Tag Archives: mental illness

Prisoners on leave: Vietnam veterans and the Golden Age Western

Edward Harvey  Missoula, Montana, United States   Vietnam War – Hue, 17 Feb 1968 – US Marines Approaching Movie Theater Displays – Photo by Nik Wheeler. Image by © Bettmann/CORBIS. Via Flickr. “I think we all died a little in that damn war.” – The Outlaw Josey Wales   “So…what have you been up to?” When […]

Robert Schumann’s hand injury

James L. Franklin  Chicago, Illinois, United States   Robert and Clara Schumann. By Eduard Kaiser. 1847. Via Wikimedia  The death of the American pianist Leon Fleisher (1928–2020)1 whose brilliant career as a piano soloist was upended in his mid-thirties by the development of a crippling movement disorder affecting his right hand, brings to mind the composer […]

The beginnings of humane psychiatry: Pinel and the Tukes

JMS Pearce Hull, England   Fig 1. Portrait of Philippe Pinel by Anna Mérimée. 1826. Public domain. From Wikimedia. “It is perhaps not going too far to maintain that Pinel has been to eighteenth-century psychiatry what Newton was to its natural philosophy and Linnaeus to its taxonomy.” -George Rousseau, Historian, 1991 Although modern treatment of […]

The legacy and maladies of Jonathan Swift

JMS Pearce England, UK   Fig 1. Jonathan Swift Jonathan Swift (Fig 1.) is best known for his popular Lemuel Gulliver’s: Travels into Several Remote Nations of the World published in 1726. (Fig 2.) Exciting adventures combine with satirical metaphors that parodied contemporary customs and politics. Lemuel Gulliver, the narrator, begins as a modern man […]

Richard Dadd: art and madness

JMS Pearce Hull, England   Portrait of British painter Richard Dadd (1817-1886) showing painting Contradiction: Oberon and Titania. Henry Hering. circa 1856. Source Unknown. Public Domain due to age. Is there anything so extravagant as the imaginations of men’s brains? Where is the head that has no chimeras in it? . . . Our knowledge, […]

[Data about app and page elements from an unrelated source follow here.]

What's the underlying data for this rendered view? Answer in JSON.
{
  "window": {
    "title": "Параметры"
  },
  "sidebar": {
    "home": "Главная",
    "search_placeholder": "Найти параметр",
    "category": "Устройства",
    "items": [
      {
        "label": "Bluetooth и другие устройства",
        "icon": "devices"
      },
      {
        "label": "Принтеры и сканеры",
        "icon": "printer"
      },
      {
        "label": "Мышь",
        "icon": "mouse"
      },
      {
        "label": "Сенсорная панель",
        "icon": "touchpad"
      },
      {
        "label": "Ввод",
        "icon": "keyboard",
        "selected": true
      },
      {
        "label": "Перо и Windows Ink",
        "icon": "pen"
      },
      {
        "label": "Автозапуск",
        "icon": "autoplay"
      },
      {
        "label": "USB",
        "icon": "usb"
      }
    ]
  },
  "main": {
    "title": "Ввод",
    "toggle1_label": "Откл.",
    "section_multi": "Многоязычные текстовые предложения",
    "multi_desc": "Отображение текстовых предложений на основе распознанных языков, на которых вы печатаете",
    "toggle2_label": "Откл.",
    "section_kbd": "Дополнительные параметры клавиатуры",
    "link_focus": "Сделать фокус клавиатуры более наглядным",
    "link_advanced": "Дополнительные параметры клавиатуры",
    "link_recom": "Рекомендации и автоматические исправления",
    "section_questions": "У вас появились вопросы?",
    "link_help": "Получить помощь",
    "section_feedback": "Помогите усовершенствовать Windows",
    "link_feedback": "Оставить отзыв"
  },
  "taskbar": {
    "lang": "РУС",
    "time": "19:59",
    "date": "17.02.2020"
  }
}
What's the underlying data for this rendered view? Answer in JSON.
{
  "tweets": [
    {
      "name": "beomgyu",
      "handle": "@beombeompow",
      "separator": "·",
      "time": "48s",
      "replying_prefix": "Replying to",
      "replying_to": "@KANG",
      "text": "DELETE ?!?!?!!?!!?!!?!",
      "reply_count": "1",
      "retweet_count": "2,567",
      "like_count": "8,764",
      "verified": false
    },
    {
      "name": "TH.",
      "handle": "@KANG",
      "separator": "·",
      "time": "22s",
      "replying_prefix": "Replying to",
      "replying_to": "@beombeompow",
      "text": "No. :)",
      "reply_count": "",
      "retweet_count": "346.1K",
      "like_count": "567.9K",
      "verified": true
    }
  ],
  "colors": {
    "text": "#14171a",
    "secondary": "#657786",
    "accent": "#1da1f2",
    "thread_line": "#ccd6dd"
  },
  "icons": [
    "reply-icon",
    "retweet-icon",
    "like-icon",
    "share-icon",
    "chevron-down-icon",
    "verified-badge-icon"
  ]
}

Mental illness in art

JMS Pearce Hull, England   Corridor in the Asylum. Vincent can Gogh. 1889. Metropolitan Museum of Art. It is often said that creative art is linked to eccentricity, sometimes bordering on madness. Examples abound of great musicians, writers, and artists who at some time in their lives were deranged and often committed to institutions for […]

Balancing empathy

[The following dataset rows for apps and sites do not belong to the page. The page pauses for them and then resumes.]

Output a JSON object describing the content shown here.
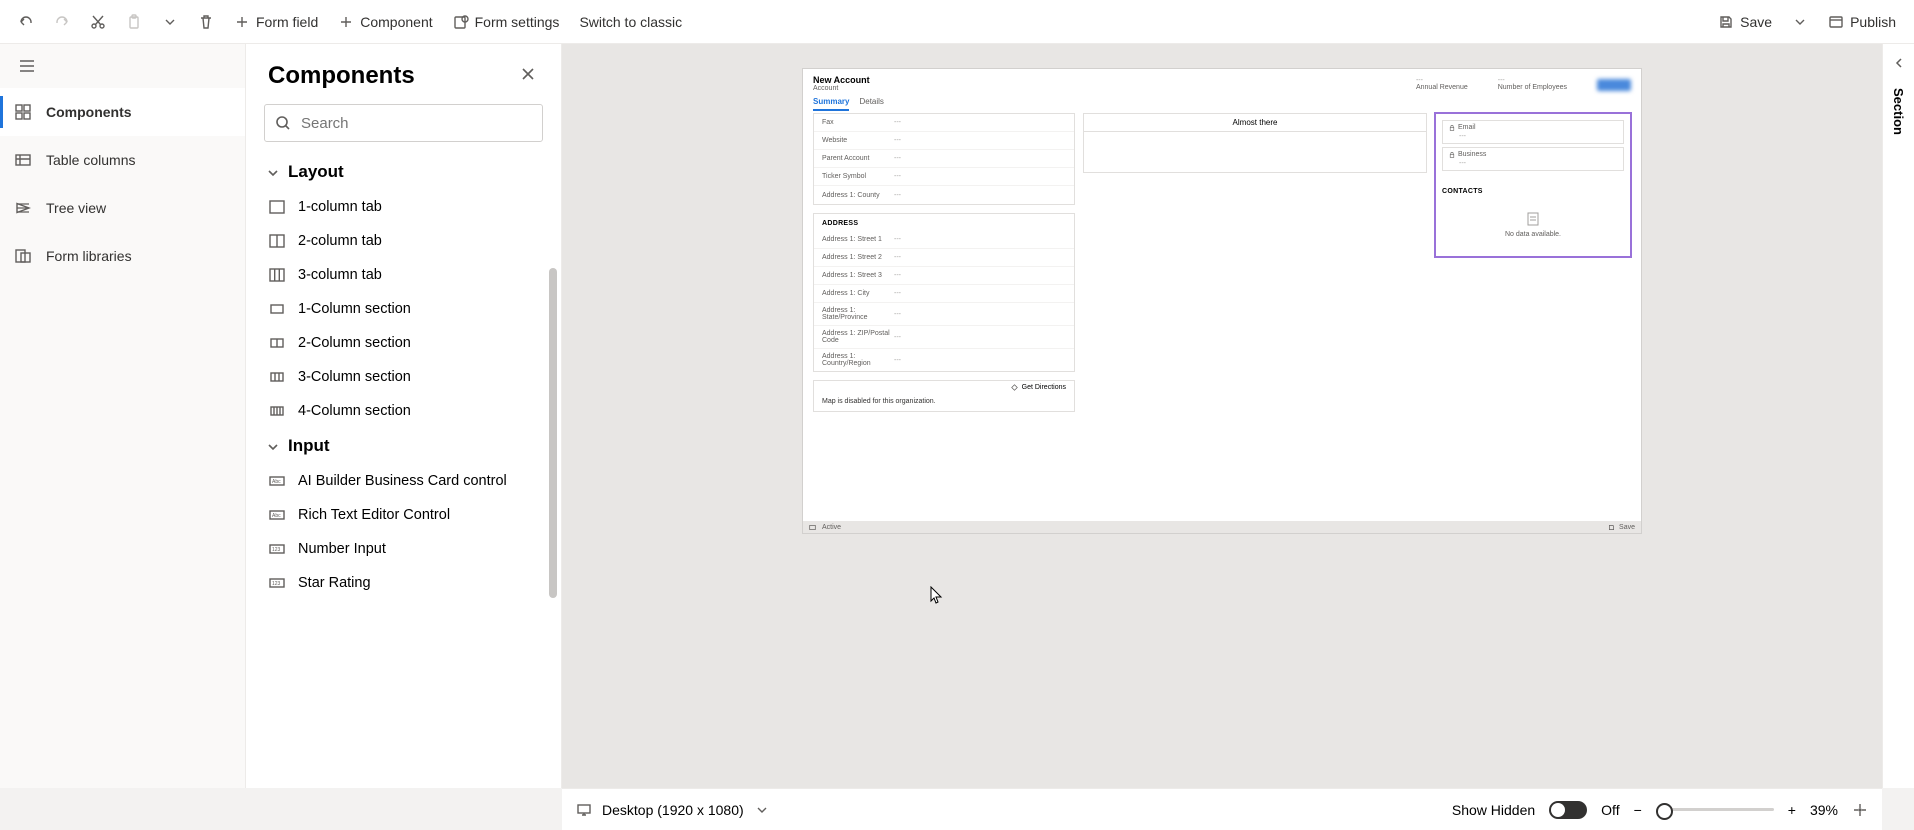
{
  "commandbar": {
    "formField": "Form field",
    "component": "Component",
    "formSettings": "Form settings",
    "switch": "Switch to classic",
    "save": "Save",
    "publish": "Publish"
  },
  "leftNav": {
    "components": "Components",
    "tableColumns": "Table columns",
    "treeView": "Tree view",
    "formLibraries": "Form libraries"
  },
  "componentsPanel": {
    "title": "Components",
    "searchPlaceholder": "Search",
    "groups": {
      "layout": "Layout",
      "input": "Input"
    },
    "layoutItems": {
      "col1tab": "1-column tab",
      "col2tab": "2-column tab",
      "col3tab": "3-column tab",
      "col1sec": "1-Column section",
      "col2sec": "2-Column section",
      "col3sec": "3-Column section",
      "col4sec": "4-Column section"
    },
    "inputItems": {
      "aiBuilder": "AI Builder Business Card control",
      "richText": "Rich Text Editor Control",
      "numberInput": "Number Input",
      "starRating": "Star Rating"
    }
  },
  "form": {
    "title": "New Account",
    "entity": "Account",
    "headerFields": {
      "annualRevenue": "Annual Revenue",
      "numEmployees": "Number of Employees"
    },
    "tabs": {
      "summary": "Summary",
      "details": "Details"
    },
    "timeline": {
      "almost": "Almost there"
    },
    "fields": {
      "blank": "---",
      "fax": "Fax",
      "website": "Website",
      "parentAccount": "Parent Account",
      "ticker": "Ticker Symbol",
      "addr1county": "Address 1: County"
    },
    "addressTitle": "ADDRESS",
    "addressFields": {
      "street1": "Address 1: Street 1",
      "street2": "Address 1: Street 2",
      "street3": "Address 1: Street 3",
      "city": "Address 1: City",
      "state": "Address 1: State/Province",
      "zip": "Address 1: ZIP/Postal Code",
      "country": "Address 1: Country/Region"
    },
    "getDirections": "Get Directions",
    "mapMsg": "Map is disabled for this organization.",
    "right": {
      "email": "Email",
      "business": "Business",
      "contacts": "CONTACTS",
      "noData": "No data available."
    },
    "footer": {
      "status": "Active",
      "save": "Save"
    }
  },
  "rightPane": {
    "section": "Section"
  },
  "statusbar": {
    "viewport": "Desktop (1920 x 1080)",
    "showHidden": "Show Hidden",
    "toggle": "Off",
    "zoom": "39%"
  }
}
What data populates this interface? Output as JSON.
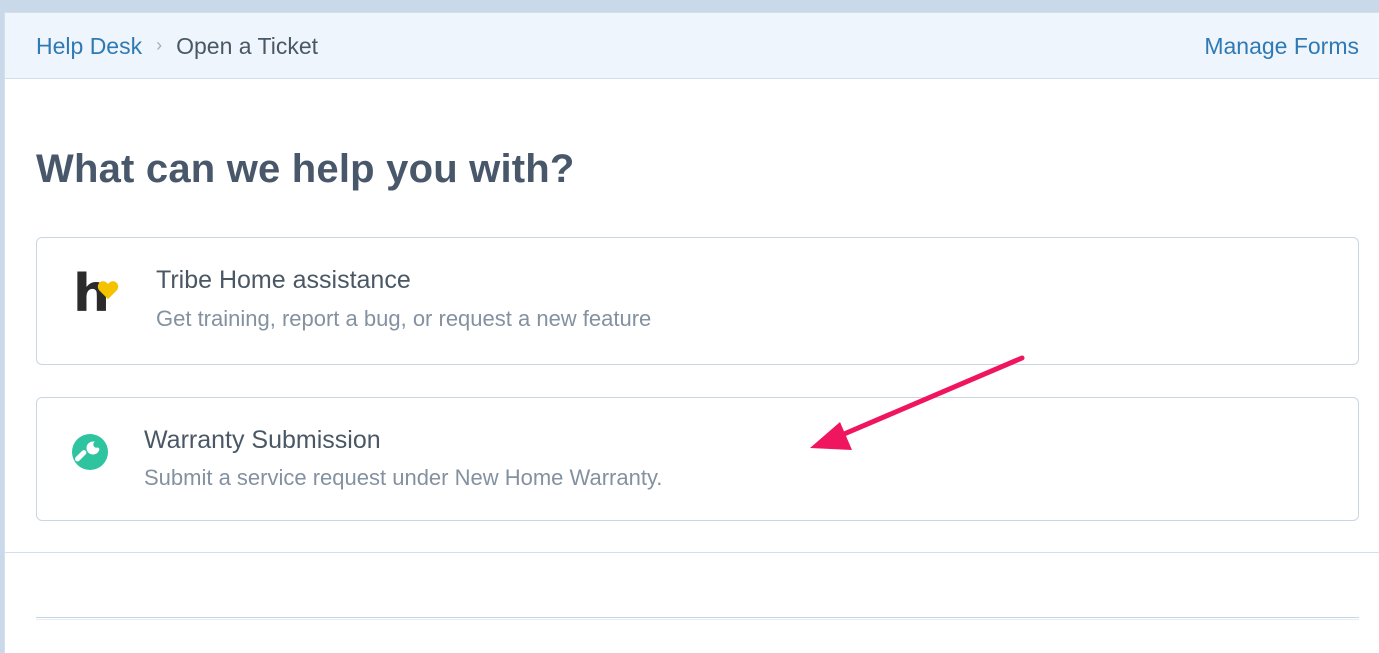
{
  "breadcrumb": {
    "root": "Help Desk",
    "separator": "›",
    "current": "Open a Ticket"
  },
  "header": {
    "manage_forms": "Manage Forms"
  },
  "main": {
    "heading": "What can we help you with?",
    "options": [
      {
        "icon": "tribe-home-logo-icon",
        "title": "Tribe Home assistance",
        "description": "Get training, report a bug, or request a new feature"
      },
      {
        "icon": "wrench-icon",
        "title": "Warranty Submission",
        "description": "Submit a service request under New Home Warranty."
      }
    ]
  },
  "logo_text": "h",
  "colors": {
    "link": "#2f7ab5",
    "heading": "#48586a",
    "logo_heart": "#f5c200",
    "wrench_bg": "#2ec4a0",
    "annotation_arrow": "#f0155f"
  }
}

Nora Salisbury Vancouver, BC, Canada   Street art in Vancouver’s downtown eastside. Photo by Lee Gangbar. I almost fainted on my first clinical day in nursing school. I was invited to watch a catheter insertion. While my gut reaction was to completely avoid it, I knew that as a new student nurse I was supposed […]

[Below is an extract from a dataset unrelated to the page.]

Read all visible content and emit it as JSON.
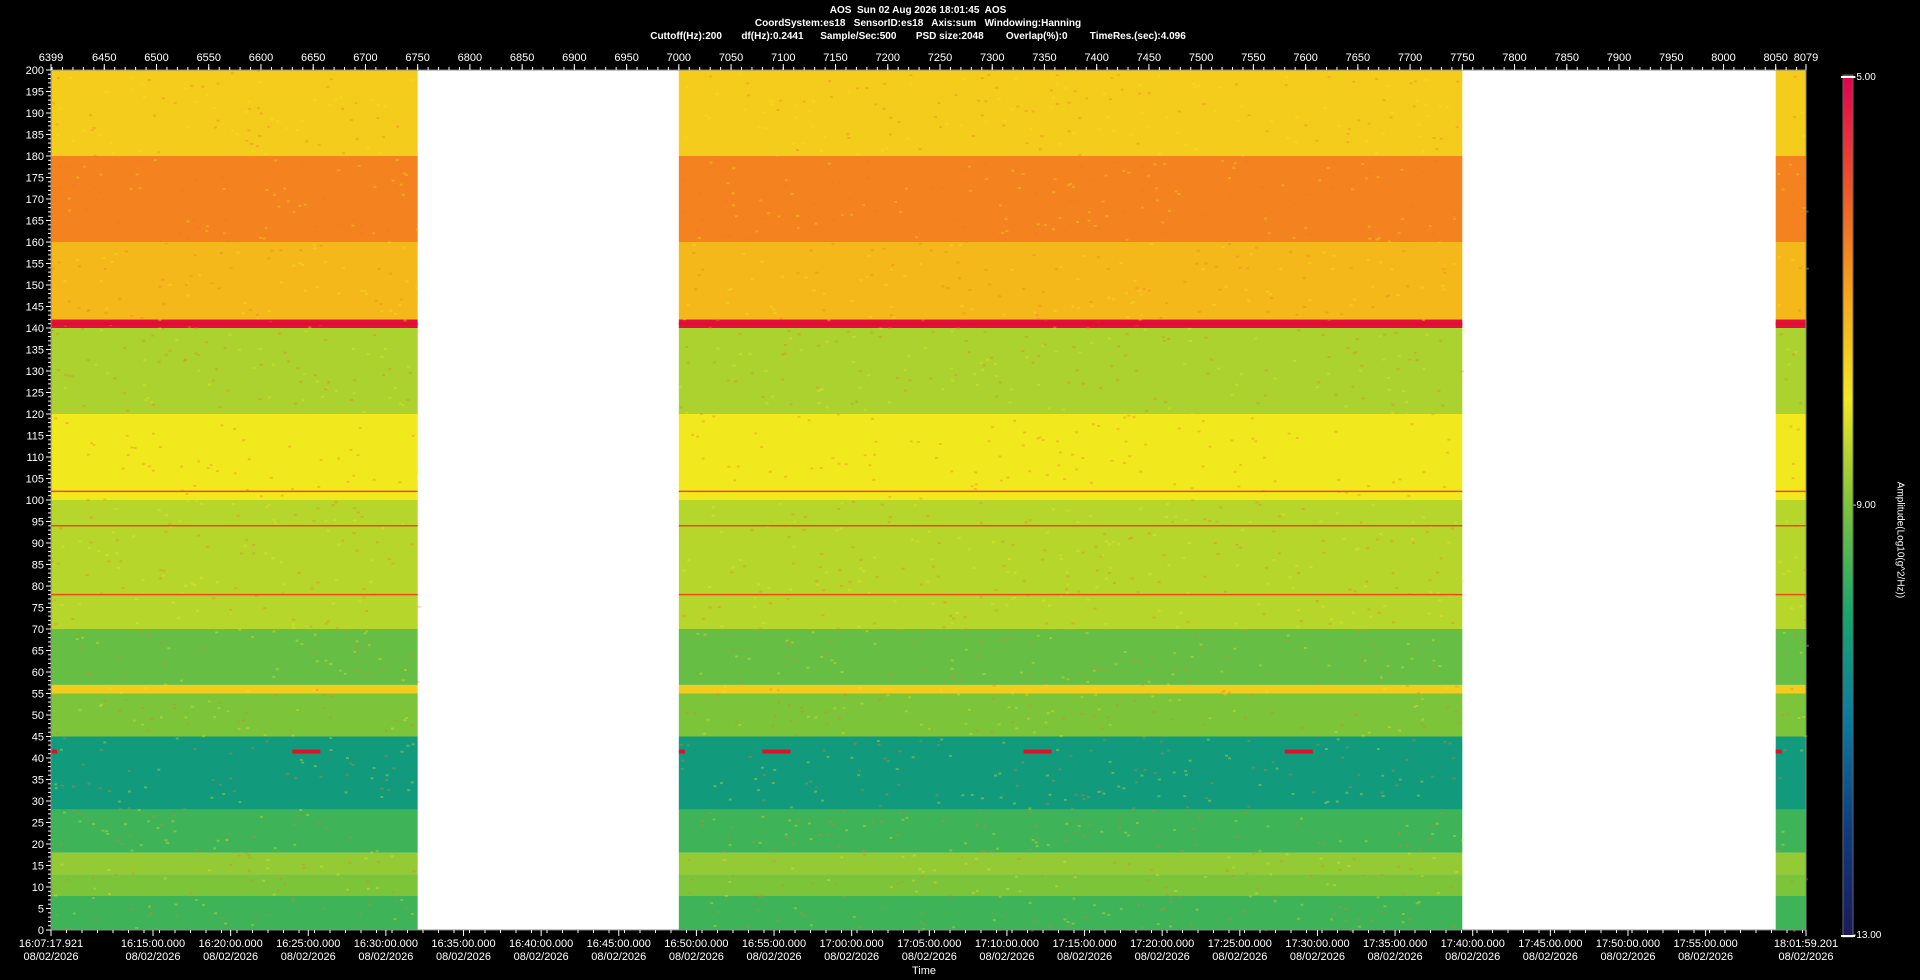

To all the books that saved my life

Dannie Ong Melbourne, Australia   Ellison H. I Have No Mouth And I Must Scream. New York: Pyramid Publications; 1977. On the way to therapy, I am reading The Four Hour Work Week by Tim Ferris. I try not to think about the irony of it all – no job, no degree, not even a […]

Longitudinal lunacy: Science and madness in the eighteenth century

Richard de Grijs Sydney, Australia Daniel Vuillermin Beijing, China   Interior of Bethlem Royal Hospital, from A Rake’s Progress by William Hogarth. The poor soul in the background is trying to solve the longitude problem. “A couple of young Non conformist preachers from Worksop in the North of Derbyshire came thither to have my approbation […]

Madness and gender in Gregory Doran’s Hamlet

Sarah Bahr Indianapolis, Indiana, United States   John Everett Millais, Ophelia, 1851-52, Tate Britain, London. In director Gregory Doran’s 2009 film adaptation of Shakespeare’s Hamlet, David Tennant’s Hamlet becomes a bawdy lunatic who consciously or unconsciously uncouples himself from reality. The intentionality of Hamlet’s madness is more muddled than in Shakespeare’s text because of the […]